(Data about app and page elements)

========================================================================

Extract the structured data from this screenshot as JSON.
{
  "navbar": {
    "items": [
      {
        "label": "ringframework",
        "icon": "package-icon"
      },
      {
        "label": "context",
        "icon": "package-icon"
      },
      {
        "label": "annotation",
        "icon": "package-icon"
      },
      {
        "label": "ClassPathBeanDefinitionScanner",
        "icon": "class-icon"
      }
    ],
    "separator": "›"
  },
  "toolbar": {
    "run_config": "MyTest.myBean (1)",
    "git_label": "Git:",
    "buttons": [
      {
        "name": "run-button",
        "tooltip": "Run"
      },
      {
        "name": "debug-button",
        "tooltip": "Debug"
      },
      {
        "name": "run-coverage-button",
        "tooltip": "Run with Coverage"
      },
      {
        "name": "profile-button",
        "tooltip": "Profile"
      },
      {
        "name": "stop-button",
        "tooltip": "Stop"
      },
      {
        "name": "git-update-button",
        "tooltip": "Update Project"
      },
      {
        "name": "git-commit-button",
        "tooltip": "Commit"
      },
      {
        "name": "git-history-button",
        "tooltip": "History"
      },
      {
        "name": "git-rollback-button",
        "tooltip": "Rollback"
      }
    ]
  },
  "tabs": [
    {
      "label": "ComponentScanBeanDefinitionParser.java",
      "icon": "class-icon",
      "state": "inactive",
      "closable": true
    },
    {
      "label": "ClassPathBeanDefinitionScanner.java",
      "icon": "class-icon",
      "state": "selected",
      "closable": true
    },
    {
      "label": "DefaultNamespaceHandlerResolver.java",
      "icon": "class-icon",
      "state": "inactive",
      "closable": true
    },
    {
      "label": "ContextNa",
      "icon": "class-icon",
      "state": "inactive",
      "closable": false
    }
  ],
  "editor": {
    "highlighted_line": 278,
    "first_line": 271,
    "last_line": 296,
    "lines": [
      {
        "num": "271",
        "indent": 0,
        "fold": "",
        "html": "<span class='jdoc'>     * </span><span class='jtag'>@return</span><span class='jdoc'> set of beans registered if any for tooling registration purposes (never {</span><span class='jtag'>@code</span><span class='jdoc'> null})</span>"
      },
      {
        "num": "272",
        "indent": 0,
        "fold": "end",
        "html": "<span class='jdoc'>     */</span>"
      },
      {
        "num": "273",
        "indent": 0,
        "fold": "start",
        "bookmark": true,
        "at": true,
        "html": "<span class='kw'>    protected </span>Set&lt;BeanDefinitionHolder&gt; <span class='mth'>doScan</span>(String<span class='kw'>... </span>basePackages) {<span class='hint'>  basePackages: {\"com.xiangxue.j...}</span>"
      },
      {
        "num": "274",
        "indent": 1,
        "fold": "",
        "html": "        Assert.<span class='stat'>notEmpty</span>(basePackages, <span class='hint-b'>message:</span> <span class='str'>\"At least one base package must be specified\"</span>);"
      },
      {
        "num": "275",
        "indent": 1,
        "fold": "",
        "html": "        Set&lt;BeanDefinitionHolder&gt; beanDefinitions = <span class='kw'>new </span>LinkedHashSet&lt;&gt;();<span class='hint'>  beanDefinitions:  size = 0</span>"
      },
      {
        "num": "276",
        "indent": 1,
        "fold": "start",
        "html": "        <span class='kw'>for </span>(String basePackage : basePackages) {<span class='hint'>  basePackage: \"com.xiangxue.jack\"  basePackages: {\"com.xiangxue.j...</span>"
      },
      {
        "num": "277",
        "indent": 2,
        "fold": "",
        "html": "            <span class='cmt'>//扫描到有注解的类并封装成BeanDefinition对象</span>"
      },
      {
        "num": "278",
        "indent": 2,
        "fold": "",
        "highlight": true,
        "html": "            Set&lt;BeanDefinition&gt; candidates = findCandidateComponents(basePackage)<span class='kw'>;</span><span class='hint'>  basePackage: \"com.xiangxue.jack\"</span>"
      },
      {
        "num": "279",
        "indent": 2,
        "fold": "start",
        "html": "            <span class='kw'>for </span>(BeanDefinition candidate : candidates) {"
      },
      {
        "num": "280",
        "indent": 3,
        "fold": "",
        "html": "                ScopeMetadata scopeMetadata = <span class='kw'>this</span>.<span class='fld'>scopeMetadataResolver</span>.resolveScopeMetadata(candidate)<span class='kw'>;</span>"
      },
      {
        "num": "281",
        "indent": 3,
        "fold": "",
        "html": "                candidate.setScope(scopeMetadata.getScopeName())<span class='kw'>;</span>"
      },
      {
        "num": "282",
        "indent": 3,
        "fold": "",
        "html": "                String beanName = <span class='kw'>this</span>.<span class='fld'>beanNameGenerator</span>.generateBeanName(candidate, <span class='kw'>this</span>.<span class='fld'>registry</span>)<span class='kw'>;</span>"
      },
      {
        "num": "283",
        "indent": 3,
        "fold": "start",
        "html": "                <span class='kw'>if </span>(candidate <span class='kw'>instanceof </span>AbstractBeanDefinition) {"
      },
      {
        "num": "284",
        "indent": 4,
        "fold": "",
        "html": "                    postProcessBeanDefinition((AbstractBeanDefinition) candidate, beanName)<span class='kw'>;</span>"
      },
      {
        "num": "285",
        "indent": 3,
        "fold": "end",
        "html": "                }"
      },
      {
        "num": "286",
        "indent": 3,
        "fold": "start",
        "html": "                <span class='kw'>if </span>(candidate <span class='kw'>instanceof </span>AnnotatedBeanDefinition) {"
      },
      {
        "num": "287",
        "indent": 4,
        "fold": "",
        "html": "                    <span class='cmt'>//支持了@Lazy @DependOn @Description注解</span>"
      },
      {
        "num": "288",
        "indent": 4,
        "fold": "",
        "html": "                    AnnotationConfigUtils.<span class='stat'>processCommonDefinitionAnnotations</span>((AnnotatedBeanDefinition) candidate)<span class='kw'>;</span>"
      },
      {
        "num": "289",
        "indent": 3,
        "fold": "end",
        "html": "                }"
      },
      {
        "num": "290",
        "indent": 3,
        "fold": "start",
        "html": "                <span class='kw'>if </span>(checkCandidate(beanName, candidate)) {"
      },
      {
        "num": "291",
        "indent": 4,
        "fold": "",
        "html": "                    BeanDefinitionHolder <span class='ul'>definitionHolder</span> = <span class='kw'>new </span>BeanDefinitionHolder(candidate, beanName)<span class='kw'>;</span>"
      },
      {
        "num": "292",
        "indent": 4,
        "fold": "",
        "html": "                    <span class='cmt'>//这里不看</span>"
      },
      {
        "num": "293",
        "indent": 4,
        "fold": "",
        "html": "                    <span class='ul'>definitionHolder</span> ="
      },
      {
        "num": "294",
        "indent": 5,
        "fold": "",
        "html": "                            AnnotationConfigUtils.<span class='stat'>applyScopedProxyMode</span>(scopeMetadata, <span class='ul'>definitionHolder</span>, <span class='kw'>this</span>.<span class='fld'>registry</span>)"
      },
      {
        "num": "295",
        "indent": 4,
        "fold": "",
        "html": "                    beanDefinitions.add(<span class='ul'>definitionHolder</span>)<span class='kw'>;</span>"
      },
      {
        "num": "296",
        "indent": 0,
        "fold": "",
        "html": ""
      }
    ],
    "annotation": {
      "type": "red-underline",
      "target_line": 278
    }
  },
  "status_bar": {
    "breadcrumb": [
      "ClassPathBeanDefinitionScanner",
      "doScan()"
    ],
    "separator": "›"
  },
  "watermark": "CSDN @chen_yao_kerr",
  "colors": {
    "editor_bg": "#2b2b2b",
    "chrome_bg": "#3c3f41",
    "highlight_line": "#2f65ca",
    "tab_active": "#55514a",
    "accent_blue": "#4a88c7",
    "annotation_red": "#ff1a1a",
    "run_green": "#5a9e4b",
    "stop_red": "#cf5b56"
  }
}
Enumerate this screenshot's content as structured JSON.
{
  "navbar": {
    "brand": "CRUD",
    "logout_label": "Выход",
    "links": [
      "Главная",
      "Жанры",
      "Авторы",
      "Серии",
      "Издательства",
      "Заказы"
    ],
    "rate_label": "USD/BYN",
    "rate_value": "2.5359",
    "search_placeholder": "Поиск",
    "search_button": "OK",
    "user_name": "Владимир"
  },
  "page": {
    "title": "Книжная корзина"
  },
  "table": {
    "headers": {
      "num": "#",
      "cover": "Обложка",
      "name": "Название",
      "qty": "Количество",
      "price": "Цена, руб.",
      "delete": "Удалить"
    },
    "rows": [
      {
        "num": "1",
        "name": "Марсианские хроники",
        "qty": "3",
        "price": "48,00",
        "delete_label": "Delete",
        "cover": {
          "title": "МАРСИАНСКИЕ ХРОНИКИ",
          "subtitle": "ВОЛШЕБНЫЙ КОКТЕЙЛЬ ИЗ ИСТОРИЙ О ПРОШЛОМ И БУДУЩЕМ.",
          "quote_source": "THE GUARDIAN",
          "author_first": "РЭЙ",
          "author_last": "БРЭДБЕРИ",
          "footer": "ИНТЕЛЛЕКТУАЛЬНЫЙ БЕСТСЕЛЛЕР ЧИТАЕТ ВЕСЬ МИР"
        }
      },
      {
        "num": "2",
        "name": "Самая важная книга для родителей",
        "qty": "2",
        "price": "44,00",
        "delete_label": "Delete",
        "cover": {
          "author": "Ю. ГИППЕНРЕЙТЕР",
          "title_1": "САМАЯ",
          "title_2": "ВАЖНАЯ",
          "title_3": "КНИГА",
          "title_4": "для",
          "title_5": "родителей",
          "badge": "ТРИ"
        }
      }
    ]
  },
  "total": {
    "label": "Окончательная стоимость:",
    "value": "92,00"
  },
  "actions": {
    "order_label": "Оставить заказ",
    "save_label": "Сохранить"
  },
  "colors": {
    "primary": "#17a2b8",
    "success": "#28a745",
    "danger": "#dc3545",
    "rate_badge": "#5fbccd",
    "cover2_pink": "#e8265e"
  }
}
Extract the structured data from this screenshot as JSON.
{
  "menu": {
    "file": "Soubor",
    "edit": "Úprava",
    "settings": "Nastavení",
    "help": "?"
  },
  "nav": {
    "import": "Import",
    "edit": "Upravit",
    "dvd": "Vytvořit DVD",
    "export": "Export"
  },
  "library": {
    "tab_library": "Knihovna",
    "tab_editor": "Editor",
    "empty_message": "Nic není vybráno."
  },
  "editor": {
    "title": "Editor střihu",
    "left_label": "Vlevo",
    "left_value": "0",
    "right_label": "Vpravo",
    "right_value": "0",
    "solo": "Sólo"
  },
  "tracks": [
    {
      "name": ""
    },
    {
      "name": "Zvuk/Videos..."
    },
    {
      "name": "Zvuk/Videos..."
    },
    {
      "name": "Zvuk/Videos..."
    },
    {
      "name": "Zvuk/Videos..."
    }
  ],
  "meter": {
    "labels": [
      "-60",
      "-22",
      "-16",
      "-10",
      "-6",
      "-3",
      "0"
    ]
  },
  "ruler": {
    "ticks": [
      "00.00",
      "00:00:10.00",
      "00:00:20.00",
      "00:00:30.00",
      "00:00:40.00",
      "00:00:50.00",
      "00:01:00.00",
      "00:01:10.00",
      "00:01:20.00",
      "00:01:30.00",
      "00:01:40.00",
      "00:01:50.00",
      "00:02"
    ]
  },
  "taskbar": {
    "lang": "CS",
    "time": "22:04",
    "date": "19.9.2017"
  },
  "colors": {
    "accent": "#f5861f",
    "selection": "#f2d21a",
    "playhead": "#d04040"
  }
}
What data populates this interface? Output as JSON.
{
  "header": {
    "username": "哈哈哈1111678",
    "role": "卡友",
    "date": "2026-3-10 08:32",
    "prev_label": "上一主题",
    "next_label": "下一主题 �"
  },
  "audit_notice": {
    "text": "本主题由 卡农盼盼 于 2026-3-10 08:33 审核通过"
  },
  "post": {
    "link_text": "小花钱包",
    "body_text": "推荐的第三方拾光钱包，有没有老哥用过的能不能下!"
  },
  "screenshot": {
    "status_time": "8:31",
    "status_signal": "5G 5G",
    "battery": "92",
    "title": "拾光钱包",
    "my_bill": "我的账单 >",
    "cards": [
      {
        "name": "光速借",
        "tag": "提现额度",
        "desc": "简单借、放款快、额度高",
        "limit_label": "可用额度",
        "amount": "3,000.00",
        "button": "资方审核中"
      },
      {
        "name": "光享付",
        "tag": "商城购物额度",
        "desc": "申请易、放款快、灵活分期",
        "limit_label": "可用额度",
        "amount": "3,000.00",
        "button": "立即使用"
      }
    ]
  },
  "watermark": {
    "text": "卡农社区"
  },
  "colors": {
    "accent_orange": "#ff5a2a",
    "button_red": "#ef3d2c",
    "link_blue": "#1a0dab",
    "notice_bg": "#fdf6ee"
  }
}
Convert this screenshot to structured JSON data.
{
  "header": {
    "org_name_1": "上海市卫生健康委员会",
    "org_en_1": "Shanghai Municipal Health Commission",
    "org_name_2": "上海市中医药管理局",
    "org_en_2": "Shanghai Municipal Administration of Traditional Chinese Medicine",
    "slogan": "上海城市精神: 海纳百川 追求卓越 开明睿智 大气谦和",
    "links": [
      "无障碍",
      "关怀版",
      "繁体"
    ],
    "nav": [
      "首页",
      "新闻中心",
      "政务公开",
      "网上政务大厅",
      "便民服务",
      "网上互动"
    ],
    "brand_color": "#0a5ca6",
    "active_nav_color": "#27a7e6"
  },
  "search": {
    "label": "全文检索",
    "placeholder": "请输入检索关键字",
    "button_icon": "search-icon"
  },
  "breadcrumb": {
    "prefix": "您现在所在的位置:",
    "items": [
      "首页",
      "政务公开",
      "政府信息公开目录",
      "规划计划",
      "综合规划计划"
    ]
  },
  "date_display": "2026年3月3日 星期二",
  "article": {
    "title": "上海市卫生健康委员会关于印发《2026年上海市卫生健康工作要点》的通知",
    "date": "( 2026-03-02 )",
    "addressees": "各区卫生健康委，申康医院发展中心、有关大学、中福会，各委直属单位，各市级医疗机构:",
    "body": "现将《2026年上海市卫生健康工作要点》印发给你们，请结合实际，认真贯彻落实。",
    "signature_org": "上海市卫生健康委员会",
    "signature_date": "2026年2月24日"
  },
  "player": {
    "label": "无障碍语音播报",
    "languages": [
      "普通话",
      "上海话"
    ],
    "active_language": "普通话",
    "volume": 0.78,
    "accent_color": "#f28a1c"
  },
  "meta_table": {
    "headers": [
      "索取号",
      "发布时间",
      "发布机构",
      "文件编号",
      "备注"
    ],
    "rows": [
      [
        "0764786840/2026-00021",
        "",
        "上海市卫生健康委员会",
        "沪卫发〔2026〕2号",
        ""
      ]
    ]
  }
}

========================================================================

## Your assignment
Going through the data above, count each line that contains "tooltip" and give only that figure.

## Output below
9